Paresh Rawal does not lag behind the above mentioned names in "Sardar" either. The Sultan of Slapstick swerves from his stereotypical comic roles and plays a serious Sardar Patel in yet another decent film on India's national leaders.

Nehru, on the other hand, has been played by an actor who has always been chosen to represent him. Roshan Seth's near resemblance to India's first Prime Minister has landed him in several enactions of Nehru, the most memorable would be in the tele-serial, "Discovery of India", where he is the narrator.

Jinnah was cynically depicted in "Gandhi" and played equally clinically by Alyque Padamsee, the ad guru. Attenborough has however been criticised for depicting Jinnah in a rather diabolical manner in the movie. I havent seen the Christopher Lee version of Jinnah yet to make a comment.

In my opinion, if asked to choose the best among this lot, I would go for Naseeruddin Shah's Gandhi in Hey Ram, purely because of the manner in which Gandhi is so accurately portrayed, as a dry yet powerful man.
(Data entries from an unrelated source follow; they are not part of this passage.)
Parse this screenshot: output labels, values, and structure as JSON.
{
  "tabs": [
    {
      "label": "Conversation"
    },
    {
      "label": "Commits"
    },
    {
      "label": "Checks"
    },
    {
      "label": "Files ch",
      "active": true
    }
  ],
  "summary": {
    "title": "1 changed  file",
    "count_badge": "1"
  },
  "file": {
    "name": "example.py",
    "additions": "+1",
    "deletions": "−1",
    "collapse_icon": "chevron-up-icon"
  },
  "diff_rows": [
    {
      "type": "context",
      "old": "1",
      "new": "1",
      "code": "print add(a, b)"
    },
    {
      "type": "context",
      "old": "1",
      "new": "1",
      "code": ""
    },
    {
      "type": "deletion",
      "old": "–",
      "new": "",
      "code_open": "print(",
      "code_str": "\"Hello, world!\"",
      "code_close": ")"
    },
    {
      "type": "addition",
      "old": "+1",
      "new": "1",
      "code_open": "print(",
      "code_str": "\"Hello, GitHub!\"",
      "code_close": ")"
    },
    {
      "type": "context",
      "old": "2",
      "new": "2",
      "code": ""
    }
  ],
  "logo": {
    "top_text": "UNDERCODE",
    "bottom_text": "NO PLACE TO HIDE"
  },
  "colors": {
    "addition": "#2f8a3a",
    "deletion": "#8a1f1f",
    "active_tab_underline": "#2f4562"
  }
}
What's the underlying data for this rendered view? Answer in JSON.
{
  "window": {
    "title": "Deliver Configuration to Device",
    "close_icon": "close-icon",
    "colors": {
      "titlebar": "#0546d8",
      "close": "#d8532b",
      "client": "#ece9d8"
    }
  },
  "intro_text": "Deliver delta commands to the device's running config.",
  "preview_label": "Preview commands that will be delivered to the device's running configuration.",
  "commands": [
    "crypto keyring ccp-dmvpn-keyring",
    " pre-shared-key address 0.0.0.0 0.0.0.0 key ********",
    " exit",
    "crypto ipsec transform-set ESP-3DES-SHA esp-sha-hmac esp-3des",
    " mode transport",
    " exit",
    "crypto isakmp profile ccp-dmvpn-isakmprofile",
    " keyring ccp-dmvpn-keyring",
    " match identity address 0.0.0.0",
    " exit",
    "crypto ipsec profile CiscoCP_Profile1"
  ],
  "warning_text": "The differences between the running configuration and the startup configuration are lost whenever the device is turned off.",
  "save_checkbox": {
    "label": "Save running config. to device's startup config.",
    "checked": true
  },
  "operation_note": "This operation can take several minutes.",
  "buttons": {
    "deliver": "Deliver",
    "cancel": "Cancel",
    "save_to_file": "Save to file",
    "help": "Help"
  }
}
Sample the dialogue between Girish Karnad's character (Saket Ram's father), when Gandhi says, "Nethikku, we will meet". Karnad replies "Bapu, Nethikku means yesterday in Tamil, Naaliki means tomorrow". Gandhi replies, (one eye on Patel and Nehru in the far corner),"No wonder, they tell me that Gandhi is always mired in the past". :-)!

1 comment:

vjanand said...

VRS, Turn on the word verification on to prevent spams such as the one above. --Vijay.